Records for this task section start
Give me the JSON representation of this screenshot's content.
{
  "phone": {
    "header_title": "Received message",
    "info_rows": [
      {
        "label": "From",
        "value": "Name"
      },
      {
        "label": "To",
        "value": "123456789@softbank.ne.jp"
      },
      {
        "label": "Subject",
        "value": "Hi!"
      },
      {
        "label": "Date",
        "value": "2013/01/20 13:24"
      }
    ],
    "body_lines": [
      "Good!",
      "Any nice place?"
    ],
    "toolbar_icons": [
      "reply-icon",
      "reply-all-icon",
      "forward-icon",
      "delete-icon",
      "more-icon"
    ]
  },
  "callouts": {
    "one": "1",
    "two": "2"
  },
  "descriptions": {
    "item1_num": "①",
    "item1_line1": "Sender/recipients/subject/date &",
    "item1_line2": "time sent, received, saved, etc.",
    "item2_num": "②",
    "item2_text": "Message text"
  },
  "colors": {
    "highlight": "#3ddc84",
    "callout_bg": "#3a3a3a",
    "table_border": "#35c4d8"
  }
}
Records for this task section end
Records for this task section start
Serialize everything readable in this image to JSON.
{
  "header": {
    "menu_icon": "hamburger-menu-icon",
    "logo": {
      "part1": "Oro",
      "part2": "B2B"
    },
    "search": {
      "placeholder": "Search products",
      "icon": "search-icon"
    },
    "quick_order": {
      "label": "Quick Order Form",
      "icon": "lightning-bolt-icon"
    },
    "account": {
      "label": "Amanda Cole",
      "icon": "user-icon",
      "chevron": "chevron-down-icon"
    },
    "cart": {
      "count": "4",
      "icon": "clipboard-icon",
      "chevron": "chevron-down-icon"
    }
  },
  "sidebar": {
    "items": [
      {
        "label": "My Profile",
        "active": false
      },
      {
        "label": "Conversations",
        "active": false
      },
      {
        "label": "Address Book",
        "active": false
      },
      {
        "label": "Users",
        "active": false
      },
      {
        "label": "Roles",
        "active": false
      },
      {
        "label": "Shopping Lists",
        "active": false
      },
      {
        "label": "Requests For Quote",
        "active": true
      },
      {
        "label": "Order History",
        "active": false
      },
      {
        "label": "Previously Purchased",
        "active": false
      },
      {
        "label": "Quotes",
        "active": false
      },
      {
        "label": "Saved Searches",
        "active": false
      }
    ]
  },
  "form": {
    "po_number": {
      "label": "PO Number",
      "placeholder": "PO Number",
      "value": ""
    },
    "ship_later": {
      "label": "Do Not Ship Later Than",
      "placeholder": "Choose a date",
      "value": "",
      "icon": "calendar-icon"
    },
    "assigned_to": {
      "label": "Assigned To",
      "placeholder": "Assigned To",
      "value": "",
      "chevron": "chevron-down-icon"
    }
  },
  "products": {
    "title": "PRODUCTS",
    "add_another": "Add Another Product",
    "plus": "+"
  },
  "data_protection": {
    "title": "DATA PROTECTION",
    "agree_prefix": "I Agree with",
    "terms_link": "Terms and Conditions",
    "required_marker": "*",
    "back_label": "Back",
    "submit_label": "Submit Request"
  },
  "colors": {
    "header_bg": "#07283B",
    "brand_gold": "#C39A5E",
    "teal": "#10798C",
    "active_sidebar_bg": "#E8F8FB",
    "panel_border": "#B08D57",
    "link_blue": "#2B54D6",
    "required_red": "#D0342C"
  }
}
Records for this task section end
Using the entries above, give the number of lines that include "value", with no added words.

7